Although cryptocurrency-related activities have been banned in Nigeria, A secondary school in the country says it is ready to accept crypto as a form of payment.”
A private secondary school near Kano, Nigeria, has declared it will accept cryptocurrency payments for school fees, despite the country’s central bank prohibiting financial institutions from providing services to crypto exchanges.
The director of the New Oxford Science Academy in the Kano suburb of Chiranchi, according to a Thursday report from local news site Kano Focus, will allow students to pay tuition costs in cryptocurrency.
Sabi’u Musa Haruna, who began working at the institution in 2017, has pushed the Nigerian government to embrace and regulate cryptocurrency, but he appears to be moving ahead with this current action.
“We’ve decided to accept cryptocurrency as school fees because the world today is tilting towards the system,” said Haruna. “We believe one day digital money will gain more acceptance than paper money.”
Countries such as El Salvador and Tanzania are boosting payment options for cryptocurrency consumers, according to Haruna.
Following the approval of a crypto bill, the Latin American country will begin accepting Bitcoin (BTC) as legal cash across the country on September 7.
Across the globe, Tanzania’s central bank stated today that it had started working on government guidelines that might possibly overturn the country’s crypto ban.
The school director was vague about which tokens would be accepted as payment. However, public interest in Bitcoin has often been higher in Nigeria than in other nations; according to Google Trends, the African country ranks first in BTC searches, with Austria, Turkey, and Switzerland vying for second place.
The Central Bank of Nigeria issued a directive in February prohibiting authorized financial institutions in Nigeria from providing services to crypto exchanges.
Though the policy threatened “severe regulatory sanctions” for any bank that failed to close exchange accounts, governor Godwin Emefiele clarified in March that the ban was intended to “prohibit transactions on cryptocurrencies in the banking sector,” rather than deter individuals from dealing in digital assets.

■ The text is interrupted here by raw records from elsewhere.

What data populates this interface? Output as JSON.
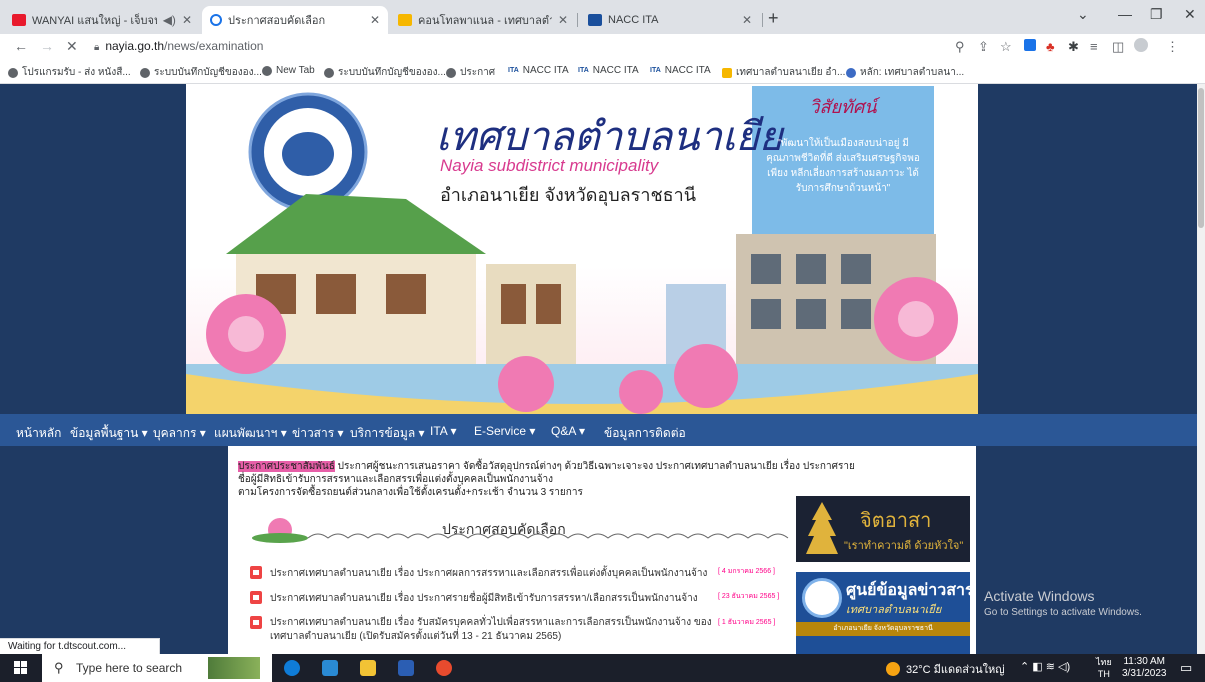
{
  "browser": {
    "tabs": [
      {
        "title": "WANYAI แสนใหญ่ - เจ็บจนพอ |",
        "active": false,
        "favicon_color": "#e8192c"
      },
      {
        "title": "ประกาศสอบคัดเลือก",
        "active": true,
        "favicon_color": "#1a73e8"
      },
      {
        "title": "คอนโทลพาแนล - เทศบาลตำบลนาเยีย",
        "active": false,
        "favicon_color": "#f6b700"
      },
      {
        "title": "NACC ITA",
        "active": false,
        "favicon_color": "#1a4f9c"
      }
    ],
    "url_host": "nayia.go.th",
    "url_path": "/news/examination",
    "bookmarks": [
      "โปรแกรมรับ - ส่ง หนังสื...",
      "ระบบบันทึกบัญชีขององ...",
      "New Tab",
      "ระบบบันทึกบัญชีขององ...",
      "ประกาศ",
      "NACC ITA",
      "NACC ITA",
      "NACC ITA",
      "เทศบาลตำบลนาเยีย อำ...",
      "หลัก: เทศบาลตำบลนา..."
    ],
    "ita_badge": "ITA",
    "status_text": "Waiting for t.dtscout.com..."
  },
  "banner": {
    "title_th": "เทศบาลตำบลนาเยีย",
    "title_en": "Nayia subdistrict municipality",
    "district": "อำเภอนาเยีย จังหวัดอุบลราชธานี",
    "vision_title": "วิสัยทัศน์",
    "vision_text": "\"พัฒนาให้เป็นเมืองสงบน่าอยู่ มีคุณภาพชีวิตที่ดี ส่งเสริมเศรษฐกิจพอเพียง หลีกเลี่ยงการสร้างมลภาวะ ได้รับการศึกษาถ้วนหน้า\""
  },
  "nav": {
    "items": [
      "หน้าหลัก",
      "ข้อมูลพื้นฐาน ▾",
      "บุคลากร ▾",
      "แผนพัฒนาฯ ▾",
      "ข่าวสาร ▾",
      "บริการข้อมูล ▾",
      "ITA ▾",
      "E-Service ▾",
      "Q&A ▾",
      "ข้อมูลการติดต่อ"
    ]
  },
  "content": {
    "marquee_highlight": "ประกาศประชาสัมพันธ์",
    "marquee_text": "ประกาศผู้ชนะการเสนอราคา จัดซื้อวัสดุอุปกรณ์ต่างๆ ด้วยวิธีเฉพาะเจาะจง ประกาศเทศบาลตำบลนาเยีย เรื่อง ประกาศรายชื่อผู้มีสิทธิเข้ารับการสรรหาและเลือกสรรเพื่อแต่งตั้งบุคคลเป็นพนักงานจ้าง",
    "marquee_line2": "ตามโครงการจัดซื้อรถยนต์ส่วนกลางเพื่อใช้ตั้งเครนตั้ง+กระเช้า จำนวน 3 รายการ",
    "section_title": "ประกาศสอบคัดเลือก",
    "documents": [
      {
        "title": "ประกาศเทศบาลตำบลนาเยีย เรื่อง ประกาศผลการสรรหาและเลือกสรรเพื่อแต่งตั้งบุคคลเป็นพนักงานจ้าง",
        "date": "[ 4 มกราคม 2566 ]"
      },
      {
        "title": "ประกาศเทศบาลตำบลนาเยีย เรื่อง ประกาศรายชื่อผู้มีสิทธิเข้ารับการสรรหา/เลือกสรรเป็นพนักงานจ้าง",
        "date": "[ 23 ธันวาคม 2565 ]"
      },
      {
        "title": "ประกาศเทศบาลตำบลนาเยีย เรื่อง รับสมัครบุคคลทั่วไปเพื่อสรรหาและการเลือกสรรเป็นพนักงานจ้าง ของ",
        "date": "[ 1 ธันวาคม 2565 ]"
      }
    ],
    "doc3_line2": "เทศบาลตำบลนาเยีย (เปิดรับสมัครตั้งแต่วันที่ 13 - 21 ธันวาคม 2565)",
    "side_card1_title": "จิตอาสา",
    "side_card1_sub": "\"เราทำความดี ด้วยหัวใจ\"",
    "side_card2_title": "ศูนย์ข้อมูลข่าวสาร",
    "side_card2_sub": "เทศบาลตำบลนาเยีย",
    "side_card2_foot": "อำเภอนาเยีย จังหวัดอุบลราชธานี"
  },
  "activation": {
    "title": "Activate Windows",
    "sub": "Go to Settings to activate Windows."
  },
  "taskbar": {
    "search_placeholder": "Type here to search",
    "weather": "32°C มีแดดส่วนใหญ่",
    "lang_top": "ไทย",
    "lang_bottom": "TH",
    "time": "11:30 AM",
    "date": "3/31/2023"
  }
}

In the months following the ban, many lawmakers and persons associated to Nigeria’s central bank promoted pro-crypto sentiments.

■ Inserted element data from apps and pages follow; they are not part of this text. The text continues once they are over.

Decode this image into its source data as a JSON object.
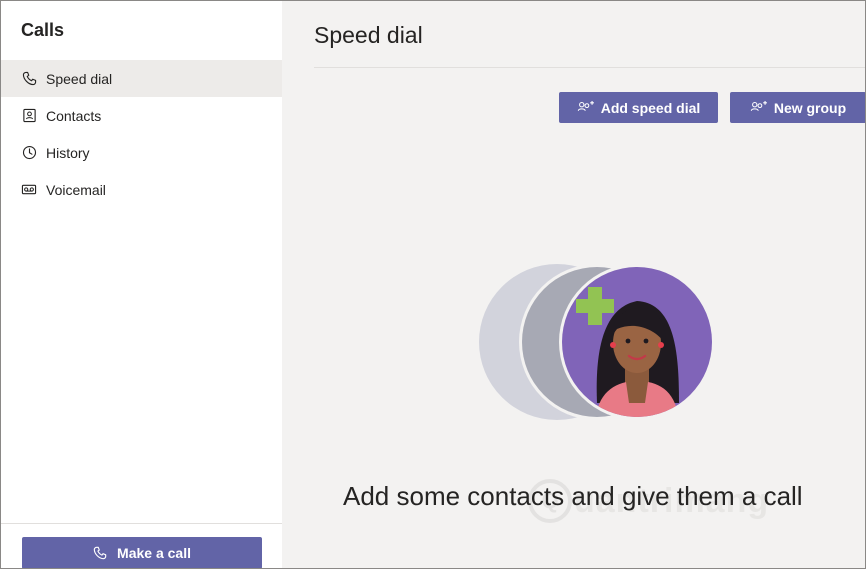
{
  "sidebar": {
    "title": "Calls",
    "items": [
      {
        "label": "Speed dial",
        "icon": "phone-icon",
        "active": true
      },
      {
        "label": "Contacts",
        "icon": "contact-card-icon",
        "active": false
      },
      {
        "label": "History",
        "icon": "clock-icon",
        "active": false
      },
      {
        "label": "Voicemail",
        "icon": "voicemail-icon",
        "active": false
      }
    ],
    "make_call_label": "Make a call"
  },
  "main": {
    "title": "Speed dial",
    "buttons": {
      "add_speed_dial": "Add speed dial",
      "new_group": "New group"
    },
    "empty_state_text": "Add some contacts and give them a call",
    "watermark_text": "uantrimang",
    "watermark_letter": "Q"
  },
  "colors": {
    "brand": "#6264a7",
    "sidebar_bg": "#ffffff",
    "main_bg": "#f3f2f1",
    "active_item_bg": "#edebe9",
    "illustration_purple": "#8064b8",
    "plus_green": "#92c353"
  }
}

In May, Emefiele predicted that “digital currency will come to life even in Nigeria,” and the central bank revealed intentions to implement a CBDC by 2022.